---------- Data to process

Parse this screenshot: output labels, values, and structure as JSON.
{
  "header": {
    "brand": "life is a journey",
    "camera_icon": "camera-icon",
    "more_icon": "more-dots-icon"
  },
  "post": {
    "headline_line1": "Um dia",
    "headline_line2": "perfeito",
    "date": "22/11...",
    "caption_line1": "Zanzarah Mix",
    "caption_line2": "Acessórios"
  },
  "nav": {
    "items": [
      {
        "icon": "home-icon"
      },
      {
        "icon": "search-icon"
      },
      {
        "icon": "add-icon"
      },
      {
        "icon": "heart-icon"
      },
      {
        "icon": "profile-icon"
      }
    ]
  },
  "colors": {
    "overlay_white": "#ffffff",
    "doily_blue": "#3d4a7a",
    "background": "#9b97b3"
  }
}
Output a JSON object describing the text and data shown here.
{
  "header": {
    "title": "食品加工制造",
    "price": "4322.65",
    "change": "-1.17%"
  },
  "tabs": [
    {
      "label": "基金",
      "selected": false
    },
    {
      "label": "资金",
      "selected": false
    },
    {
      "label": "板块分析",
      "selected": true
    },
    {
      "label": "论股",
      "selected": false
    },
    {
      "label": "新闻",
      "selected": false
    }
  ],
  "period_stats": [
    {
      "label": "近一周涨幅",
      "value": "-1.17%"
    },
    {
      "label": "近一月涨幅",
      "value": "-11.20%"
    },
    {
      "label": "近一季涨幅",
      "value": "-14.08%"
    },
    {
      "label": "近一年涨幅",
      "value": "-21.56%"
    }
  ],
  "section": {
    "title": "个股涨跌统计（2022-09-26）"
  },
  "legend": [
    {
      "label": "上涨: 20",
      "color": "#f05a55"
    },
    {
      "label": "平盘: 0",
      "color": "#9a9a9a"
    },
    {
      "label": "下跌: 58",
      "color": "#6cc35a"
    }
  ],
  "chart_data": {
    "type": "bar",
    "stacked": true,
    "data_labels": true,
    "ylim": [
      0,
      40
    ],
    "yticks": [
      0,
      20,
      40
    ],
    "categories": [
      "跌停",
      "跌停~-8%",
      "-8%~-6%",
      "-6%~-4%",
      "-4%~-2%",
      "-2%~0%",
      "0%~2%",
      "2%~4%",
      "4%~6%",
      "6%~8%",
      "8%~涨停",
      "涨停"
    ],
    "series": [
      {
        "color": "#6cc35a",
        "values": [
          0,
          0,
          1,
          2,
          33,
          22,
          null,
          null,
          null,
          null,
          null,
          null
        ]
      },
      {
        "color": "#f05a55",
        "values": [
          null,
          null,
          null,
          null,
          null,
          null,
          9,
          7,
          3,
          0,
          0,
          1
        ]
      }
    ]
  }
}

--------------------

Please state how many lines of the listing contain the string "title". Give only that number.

2